Autism and a False Trans Self-Diagnosis
My Daughter's Story
Seven years ago, my 19 year old daughter decided she was trans. When I found out, I immediately talked with her about why I did NOT think she was a 'he'. She lived with us so that helped me to be able to keep the conversation going. I let her know that as her mother I knew her pretty well, and what I saw was a confused young woman trying to find her way in the world.
At that time, I did not know that she was also autistic. I knew she had social anxiety and probably ADHD. Oh, and depression. She definitely had that.
I asked her about her plans. She told me she had done the chest binding thing a couple times. I then explained to her how much damage that could do to her breasts. She told me she would stop, for now.
I talked with her about what testosterone could do to her health, especially over time. She had not gotten into doing that yet, thankfully.
I explained that there is a broad range and type of femininity in women. It doesn't change the fact that they ARE all women. As we discussed things, I slowly found out that she had been bullied online because of her height (she's 6'2") and because she does not use makeup or wear dresses.
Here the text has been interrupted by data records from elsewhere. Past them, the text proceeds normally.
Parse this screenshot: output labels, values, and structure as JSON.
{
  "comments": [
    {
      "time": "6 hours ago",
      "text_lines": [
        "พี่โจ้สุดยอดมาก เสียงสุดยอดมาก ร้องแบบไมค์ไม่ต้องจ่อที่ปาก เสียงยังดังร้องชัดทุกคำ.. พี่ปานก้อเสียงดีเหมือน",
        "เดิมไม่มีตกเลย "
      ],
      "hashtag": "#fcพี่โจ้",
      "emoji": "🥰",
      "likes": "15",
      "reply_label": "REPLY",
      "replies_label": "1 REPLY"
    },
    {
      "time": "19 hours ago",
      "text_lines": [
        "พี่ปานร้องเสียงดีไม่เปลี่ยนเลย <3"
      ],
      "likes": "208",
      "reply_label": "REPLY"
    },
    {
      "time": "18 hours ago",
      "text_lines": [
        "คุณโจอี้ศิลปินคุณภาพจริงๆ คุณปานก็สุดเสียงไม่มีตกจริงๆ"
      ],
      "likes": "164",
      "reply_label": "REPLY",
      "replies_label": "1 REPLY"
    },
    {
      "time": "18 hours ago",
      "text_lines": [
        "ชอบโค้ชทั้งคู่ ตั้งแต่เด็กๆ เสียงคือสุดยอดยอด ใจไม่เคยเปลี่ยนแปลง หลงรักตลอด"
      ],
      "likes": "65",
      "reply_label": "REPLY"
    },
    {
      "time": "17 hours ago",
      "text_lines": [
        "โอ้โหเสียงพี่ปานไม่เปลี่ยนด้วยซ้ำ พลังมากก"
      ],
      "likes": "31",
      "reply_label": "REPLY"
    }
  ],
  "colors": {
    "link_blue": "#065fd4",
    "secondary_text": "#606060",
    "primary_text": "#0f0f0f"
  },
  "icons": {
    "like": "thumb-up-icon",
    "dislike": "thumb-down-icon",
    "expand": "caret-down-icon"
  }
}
We talked together about her childhood. She was into animals then and beanie babies, not stereotypical girly things, but not boy things either. I told her that widespread transgenderism for women is a relatively new phenomenon, mostly since social media has come about.
And I also talked with her about my own personal experience of having a double mastectomy due to cancer many years ago. This helped her to realize that even without breasts, her mom is still a woman!
Thankfully, after many months, she recognized that she is in fact not trans. She did not have to try to change her body to match what others thought she should be. And when we found out she was autistic, it all clicked for her.
Autism makes it hard for people to fit in, to know who they are in their own skin. Currently, she identifies as a woman who is bisexual. And I'm totally okay with that.
My heart goes out to all parents out there struggling with losing their daughters. If you are in this position, don't give up on her, love her, and help her to see that SHE is beautiful (and feminine) in her own way!